• [Exercise aim]: Restate the records that follow word for word. Omit the images.

• [Exercise data]:
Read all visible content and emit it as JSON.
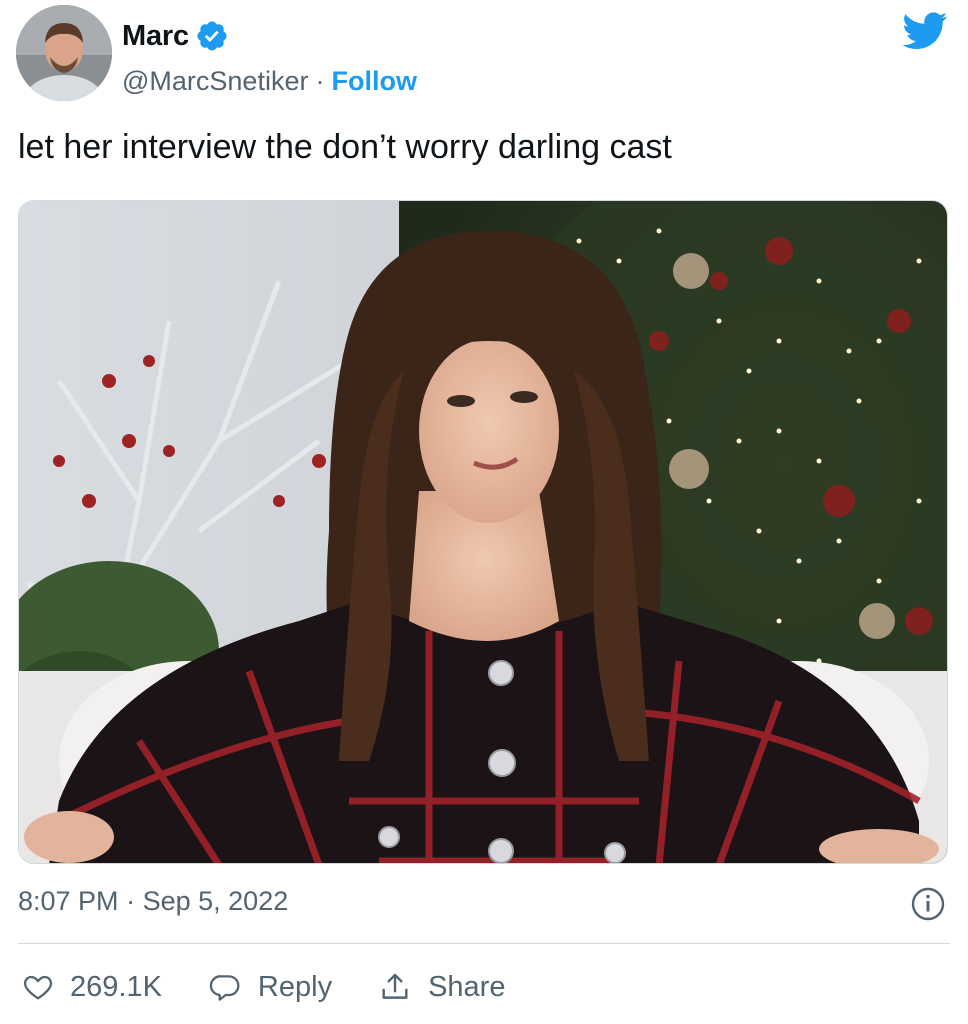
{
  "user": {
    "display_name": "Marc",
    "handle": "@MarcSnetiker",
    "separator": "·",
    "follow_label": "Follow"
  },
  "tweet": {
    "text": "let her interview the don’t worry darling cast",
    "time": "8:07 PM",
    "date_separator": "·",
    "date": "Sep 5, 2022"
  },
  "actions": {
    "like_count": "269.1K",
    "reply_label": "Reply",
    "share_label": "Share"
  },
  "icons": {
    "verified": "verified-badge-icon",
    "brand": "twitter-bird-icon",
    "info": "info-icon",
    "like": "heart-icon",
    "reply": "speech-bubble-icon",
    "share": "share-upload-icon"
  },
  "colors": {
    "accent": "#1d9bf0",
    "text_primary": "#0f1419",
    "text_secondary": "#536471",
    "divider": "#cfd9de"
  }
}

• [Answer space]:
Read all visible content and emit it as JSON.
{
  "user": {
    "display_name": "Marc",
    "handle": "@MarcSnetiker",
    "separator": "·",
    "follow_label": "Follow"
  },
  "tweet": {
    "text": "let her interview the don’t worry darling cast",
    "time": "8:07 PM",
    "date_separator": "·",
    "date": "Sep 5, 2022"
  },
  "actions": {
    "like_count": "269.1K",
    "reply_label": "Reply",
    "share_label": "Share"
  },
  "icons": {
    "verified": "verified-badge-icon",
    "brand": "twitter-bird-icon",
    "info": "info-icon",
    "like": "heart-icon",
    "reply": "speech-bubble-icon",
    "share": "share-upload-icon"
  },
  "colors": {
    "accent": "#1d9bf0",
    "text_primary": "#0f1419",
    "text_secondary": "#536471",
    "divider": "#cfd9de"
  }
}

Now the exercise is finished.